Rapid calculation of standardized placental volume at 11 to 13 weeks and the prediction of small for gestational age babies
Collins SL., Stevenson GN., Noble JA., Impey L.
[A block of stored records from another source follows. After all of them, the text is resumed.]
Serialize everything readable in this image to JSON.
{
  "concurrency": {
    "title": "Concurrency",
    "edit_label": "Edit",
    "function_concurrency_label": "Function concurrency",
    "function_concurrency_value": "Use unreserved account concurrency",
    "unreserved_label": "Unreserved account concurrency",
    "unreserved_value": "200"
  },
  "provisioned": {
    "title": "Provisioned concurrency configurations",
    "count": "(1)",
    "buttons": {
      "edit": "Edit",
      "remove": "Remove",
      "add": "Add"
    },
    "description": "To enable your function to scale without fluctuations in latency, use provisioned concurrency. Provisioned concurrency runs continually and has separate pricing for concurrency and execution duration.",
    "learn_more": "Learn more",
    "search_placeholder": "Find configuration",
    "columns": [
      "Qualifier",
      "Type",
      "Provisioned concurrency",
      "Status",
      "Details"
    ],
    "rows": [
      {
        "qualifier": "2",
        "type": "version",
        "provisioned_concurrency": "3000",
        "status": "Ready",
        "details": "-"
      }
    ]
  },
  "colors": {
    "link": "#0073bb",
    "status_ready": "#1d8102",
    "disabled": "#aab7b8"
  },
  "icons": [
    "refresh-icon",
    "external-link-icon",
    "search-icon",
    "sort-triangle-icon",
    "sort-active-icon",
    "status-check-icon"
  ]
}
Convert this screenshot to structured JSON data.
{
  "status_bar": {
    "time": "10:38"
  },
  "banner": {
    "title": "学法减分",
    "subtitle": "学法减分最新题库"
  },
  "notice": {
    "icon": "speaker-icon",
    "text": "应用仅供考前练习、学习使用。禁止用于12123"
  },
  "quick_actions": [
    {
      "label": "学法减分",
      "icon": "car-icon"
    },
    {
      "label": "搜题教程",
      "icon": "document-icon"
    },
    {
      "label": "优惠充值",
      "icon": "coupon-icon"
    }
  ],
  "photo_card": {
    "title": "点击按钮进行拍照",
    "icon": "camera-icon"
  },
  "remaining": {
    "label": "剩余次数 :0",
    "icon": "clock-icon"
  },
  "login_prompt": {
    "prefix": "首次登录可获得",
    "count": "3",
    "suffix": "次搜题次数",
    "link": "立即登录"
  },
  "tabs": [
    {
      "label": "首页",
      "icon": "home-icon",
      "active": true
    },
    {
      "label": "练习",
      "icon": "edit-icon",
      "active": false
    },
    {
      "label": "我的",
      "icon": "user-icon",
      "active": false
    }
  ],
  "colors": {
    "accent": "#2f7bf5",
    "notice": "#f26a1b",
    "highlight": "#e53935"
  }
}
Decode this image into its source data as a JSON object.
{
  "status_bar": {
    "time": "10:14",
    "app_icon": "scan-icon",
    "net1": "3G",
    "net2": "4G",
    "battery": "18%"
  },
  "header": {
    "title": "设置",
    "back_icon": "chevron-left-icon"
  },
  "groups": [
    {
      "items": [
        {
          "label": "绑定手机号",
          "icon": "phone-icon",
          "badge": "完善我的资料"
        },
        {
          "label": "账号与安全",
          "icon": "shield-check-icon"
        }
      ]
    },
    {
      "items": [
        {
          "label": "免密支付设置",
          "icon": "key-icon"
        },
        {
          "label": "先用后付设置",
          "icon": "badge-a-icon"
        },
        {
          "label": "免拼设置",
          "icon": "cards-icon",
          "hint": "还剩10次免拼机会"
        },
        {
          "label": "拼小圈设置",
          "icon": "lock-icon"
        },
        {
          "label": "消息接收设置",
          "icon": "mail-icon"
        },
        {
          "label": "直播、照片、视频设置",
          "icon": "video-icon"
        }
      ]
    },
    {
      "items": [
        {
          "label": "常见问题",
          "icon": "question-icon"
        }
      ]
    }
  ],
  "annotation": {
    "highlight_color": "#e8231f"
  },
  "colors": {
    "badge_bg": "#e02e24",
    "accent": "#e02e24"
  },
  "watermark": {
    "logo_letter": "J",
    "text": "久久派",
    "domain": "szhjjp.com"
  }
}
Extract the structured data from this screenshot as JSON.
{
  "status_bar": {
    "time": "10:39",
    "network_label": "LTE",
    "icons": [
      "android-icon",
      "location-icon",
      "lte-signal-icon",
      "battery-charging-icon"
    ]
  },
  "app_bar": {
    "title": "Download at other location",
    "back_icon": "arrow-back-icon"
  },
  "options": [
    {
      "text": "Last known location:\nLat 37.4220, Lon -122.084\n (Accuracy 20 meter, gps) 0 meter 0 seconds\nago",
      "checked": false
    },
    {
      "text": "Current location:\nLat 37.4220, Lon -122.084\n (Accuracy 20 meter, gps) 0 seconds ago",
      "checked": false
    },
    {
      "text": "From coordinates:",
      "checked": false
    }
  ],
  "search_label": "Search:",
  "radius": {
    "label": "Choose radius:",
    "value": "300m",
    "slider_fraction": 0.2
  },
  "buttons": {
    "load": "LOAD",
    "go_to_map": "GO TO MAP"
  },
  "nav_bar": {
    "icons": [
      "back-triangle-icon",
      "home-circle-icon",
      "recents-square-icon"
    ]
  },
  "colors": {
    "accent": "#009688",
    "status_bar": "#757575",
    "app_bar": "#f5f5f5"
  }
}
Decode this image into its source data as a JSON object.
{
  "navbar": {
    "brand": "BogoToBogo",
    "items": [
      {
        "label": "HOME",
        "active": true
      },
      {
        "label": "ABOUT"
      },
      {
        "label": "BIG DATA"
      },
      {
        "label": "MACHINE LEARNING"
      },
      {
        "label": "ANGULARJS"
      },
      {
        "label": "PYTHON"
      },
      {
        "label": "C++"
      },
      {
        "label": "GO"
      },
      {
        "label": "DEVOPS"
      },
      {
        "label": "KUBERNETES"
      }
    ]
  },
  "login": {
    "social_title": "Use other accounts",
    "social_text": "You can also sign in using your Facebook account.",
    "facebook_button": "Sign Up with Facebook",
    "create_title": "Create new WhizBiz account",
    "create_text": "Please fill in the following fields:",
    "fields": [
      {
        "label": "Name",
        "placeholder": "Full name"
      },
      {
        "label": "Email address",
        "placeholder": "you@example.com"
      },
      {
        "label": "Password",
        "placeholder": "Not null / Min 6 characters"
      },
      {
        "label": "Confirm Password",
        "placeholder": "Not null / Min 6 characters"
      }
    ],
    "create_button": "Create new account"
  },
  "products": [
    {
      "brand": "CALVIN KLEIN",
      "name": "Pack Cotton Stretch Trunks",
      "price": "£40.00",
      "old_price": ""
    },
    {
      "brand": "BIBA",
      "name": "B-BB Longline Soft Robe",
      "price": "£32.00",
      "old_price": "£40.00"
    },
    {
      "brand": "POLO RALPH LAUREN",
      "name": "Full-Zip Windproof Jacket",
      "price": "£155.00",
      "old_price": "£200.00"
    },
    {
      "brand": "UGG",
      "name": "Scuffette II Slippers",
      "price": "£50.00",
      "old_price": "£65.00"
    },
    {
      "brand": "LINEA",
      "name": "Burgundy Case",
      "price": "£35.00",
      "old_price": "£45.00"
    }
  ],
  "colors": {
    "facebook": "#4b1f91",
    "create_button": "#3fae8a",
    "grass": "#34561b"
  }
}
Fetal growth restriction is one of the greatest risk factors for stillbirth. This pilot cohort study examined whether rapid placental volume (PlaV) calculation at 11 to 13 + 6 weeks can predict the small for gestational age (cSGA) baby. Women with singleton pregnancies were recruited (N = 145), a static three-dimensional (3-D) volume was captured, and the placental volume was computed using a semi-automated technique. Regression analysis explored the relationships between customized birth weight, placental quotient (PQ), standardized placental volume (sPlaV), and other predictors of SGA (including pregnancy-associated protein and uterine artery pulsatility index (PI). The results were examined using receiver-operating characteristic (ROC) curve analysis in the total population and then in the 2 subgroups whose members were classified as low risk or high risk at booking. Both PQ and sPlaV were significantly different for cSGA pregnancies compared to appropriate for gestational age (AGA) babies (p = 0.003 and < 0.001, respectively) but only sPlaV was normally distributed. The independent predictors of birth weight (sPlaV, pregnancy associated protein, and nuchal translucency) were combined to produce a predictive model for cSGA. The ROC curves for prediction of cSGA in all 143 women gave areas under the curve of 0.77 (0.66 to 0.87) for sPlaV alone and 0.80 (0.69 to 0.92) for the combined model. When this was applied to the low-risk group, the areas under the curve were 0.82 (0.69 to 0.94) and 0.84 (0.72 to 0.95), respectively. For the high-risk group, the areas under the curve were 0.67 (0.45 to 0.86) for sPlaV alone and 0.76 (0.55 to 0.96) for the combined model. The use of this rapid-image analysis technique and dimensionless index to correct for gestation brings the possibility of an early combined screening test for the cSGA baby a step closer. © 2013 World Federation for Ultrasound in Medicine & Biology.